§ Task goal:
Scan the entries for "false". Every line that holds it is to be copied.

§ Material for the task:
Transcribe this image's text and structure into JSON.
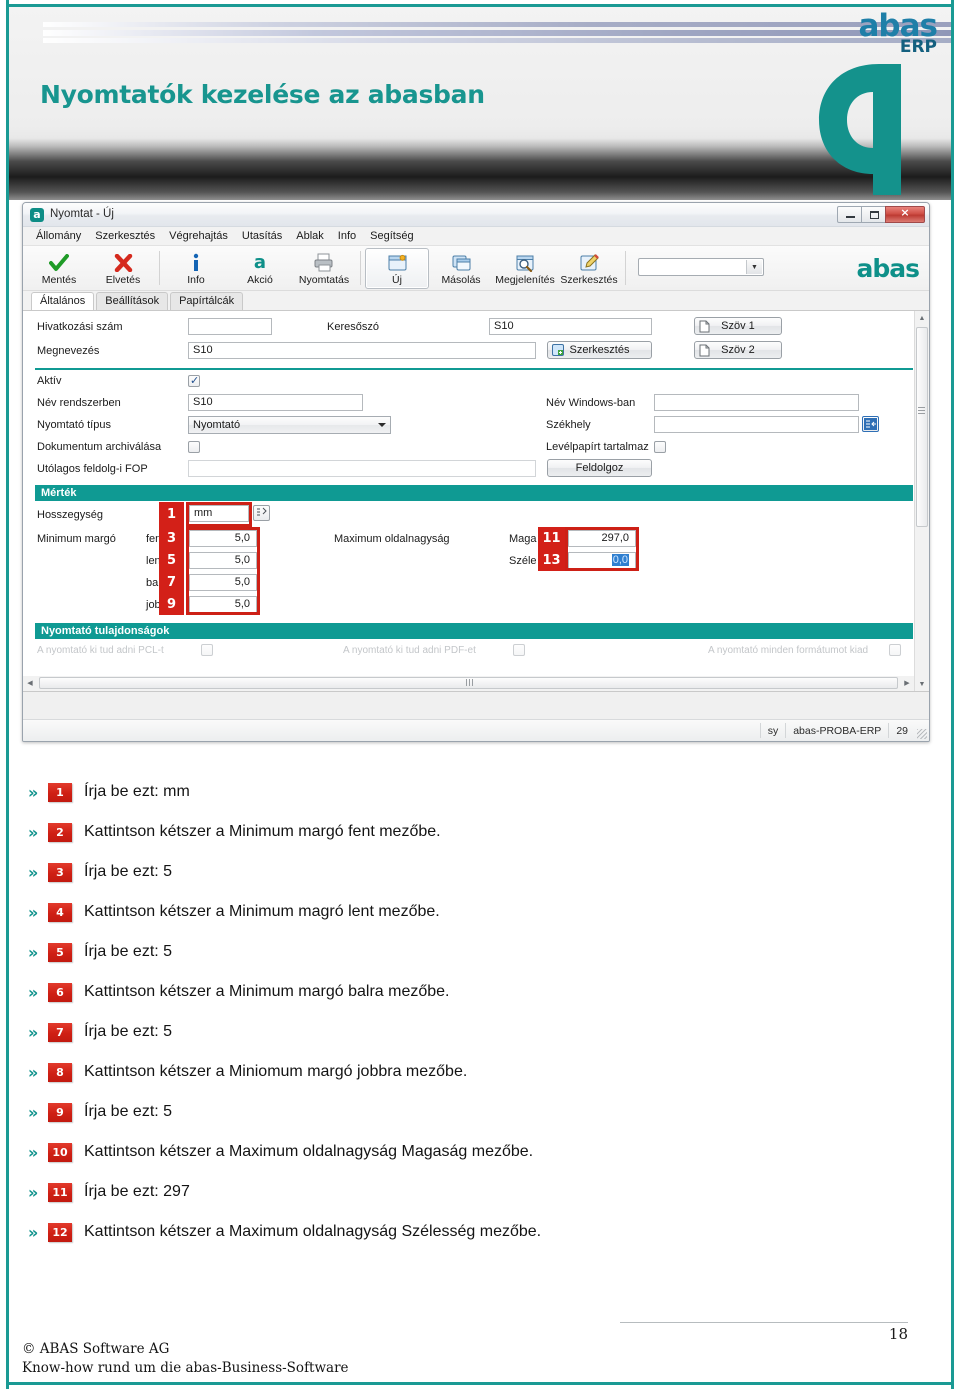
{
  "banner": {
    "title": "Nyomtatók kezelése az abasban",
    "logo_word": "abas",
    "logo_sub": "ERP",
    "mark_icon": "abas-a-mark-icon"
  },
  "window": {
    "title": "Nyomtat - Új",
    "app_icon": "abas-app-icon",
    "minimize_label": "Minimalizálás",
    "maximize_label": "Maximalizálás",
    "close_label": "×",
    "menu": [
      "Állomány",
      "Szerkesztés",
      "Végrehajtás",
      "Utasítás",
      "Ablak",
      "Info",
      "Segítség"
    ],
    "toolbar": {
      "buttons": [
        {
          "label": "Mentés",
          "icon": "check-icon"
        },
        {
          "label": "Elvetés",
          "icon": "cross-icon"
        },
        {
          "label": "Info",
          "icon": "info-icon"
        },
        {
          "label": "Akció",
          "icon": "abas-a-icon"
        },
        {
          "label": "Nyomtatás",
          "icon": "printer-icon"
        },
        {
          "label": "Új",
          "icon": "new-document-icon"
        },
        {
          "label": "Másolás",
          "icon": "copy-icon"
        },
        {
          "label": "Megjelenítés",
          "icon": "magnifier-icon"
        },
        {
          "label": "Szerkesztés",
          "icon": "pencil-edit-icon"
        }
      ],
      "selected": "Új",
      "combo_value": "",
      "brand": "abas"
    },
    "tabs": [
      {
        "label": "Általános",
        "active": true
      },
      {
        "label": "Beállítások",
        "active": false
      },
      {
        "label": "Papírtálcák",
        "active": false
      }
    ],
    "fields": {
      "hivatkozasi_szam_label": "Hivatkozási szám",
      "hivatkozasi_szam_value": "",
      "keresoszo_label": "Keresőszó",
      "keresoszo_value": "S10",
      "megnevezes_label": "Megnevezés",
      "megnevezes_value": "S10",
      "szerkesztes_button": "Szerkesztés",
      "szov1_button": "Szöv 1",
      "szov2_button": "Szöv 2",
      "aktiv_label": "Aktív",
      "aktiv_checked": true,
      "nev_rendszerben_label": "Név rendszerben",
      "nev_rendszerben_value": "S10",
      "nev_windows_label": "Név Windows-ban",
      "nev_windows_value": "",
      "nyomtato_tipus_label": "Nyomtató típus",
      "nyomtato_tipus_value": "Nyomtató",
      "szekhely_label": "Székhely",
      "szekhely_value": "",
      "dokumentum_archivalasa_label": "Dokumentum archiválása",
      "dokumentum_archivalasa_checked": false,
      "levelpapirt_tartalmaz_label": "Levélpapírt tartalmaz",
      "levelpapirt_tartalmaz_checked": false,
      "utolagos_fop_label": "Utólagos feldolg-i FOP",
      "utolagos_fop_value": "",
      "feldolgoz_button": "Feldolgoz"
    },
    "mertek": {
      "section_title": "Mérték",
      "hosszegyseg_label": "Hosszegység",
      "hosszegyseg_value": "mm",
      "minimum_margo_label": "Minimum margó",
      "rows": [
        {
          "label": "fent",
          "value": "5,0"
        },
        {
          "label": "lent",
          "value": "5,0"
        },
        {
          "label": "balra",
          "value": "5,0"
        },
        {
          "label": "jobbra",
          "value": "5,0"
        }
      ],
      "max_oldalnagysag_label": "Maximum oldalnagyság",
      "magassag_label": "Maga",
      "magassag_value": "297,0",
      "szelesseg_label": "Széle",
      "szelesseg_value": "0,0"
    },
    "tulajdonsagok": {
      "section_title": "Nyomtató tulajdonságok",
      "row": [
        "A nyomtató ki tud adni PCL-t",
        "A nyomtató ki tud adni PDF-et",
        "A nyomtató minden formátumot kiad"
      ]
    },
    "statusbar": {
      "user": "sy",
      "client": "abas-PROBA-ERP",
      "count": "29"
    },
    "callouts": [
      {
        "n": "1",
        "for": "hosszegyseg"
      },
      {
        "n": "3",
        "for": "minimum-margo-fent"
      },
      {
        "n": "5",
        "for": "minimum-margo-lent"
      },
      {
        "n": "7",
        "for": "minimum-margo-balra"
      },
      {
        "n": "9",
        "for": "minimum-margo-jobbra"
      },
      {
        "n": "11",
        "for": "maximum-magassag"
      },
      {
        "n": "13",
        "for": "maximum-szelesseg"
      }
    ]
  },
  "steps": [
    {
      "n": "1",
      "text": "Írja be ezt: mm"
    },
    {
      "n": "2",
      "text": "Kattintson kétszer a Minimum margó fent mezőbe."
    },
    {
      "n": "3",
      "text": "Írja be ezt: 5"
    },
    {
      "n": "4",
      "text": "Kattintson kétszer a Minimum magró lent mezőbe."
    },
    {
      "n": "5",
      "text": "Írja be ezt: 5"
    },
    {
      "n": "6",
      "text": "Kattintson kétszer a Minimum margó balra mezőbe."
    },
    {
      "n": "7",
      "text": "Írja be ezt: 5"
    },
    {
      "n": "8",
      "text": "Kattintson kétszer a Miniomum margó jobbra mezőbe."
    },
    {
      "n": "9",
      "text": "Írja be ezt: 5"
    },
    {
      "n": "10",
      "text": "Kattintson kétszer a Maximum oldalnagyság Magaság mezőbe."
    },
    {
      "n": "11",
      "text": "Írja be ezt: 297"
    },
    {
      "n": "12",
      "text": "Kattintson kétszer a Maximum oldalnagyság Szélesség mezőbe."
    }
  ],
  "footer": {
    "page_number": "18",
    "line1": "© ABAS Software AG",
    "line2": "Know-how rund um die abas-Business-Software"
  },
  "colors": {
    "teal": "#109a93",
    "callout_red": "#cd2016",
    "brand_blue": "#1f7fa8"
  }
}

§ Expected output:
        "active": false
        "active": false
      "dokumentum_archivalasa_checked": false,
      "levelpapirt_tartalmaz_checked": false,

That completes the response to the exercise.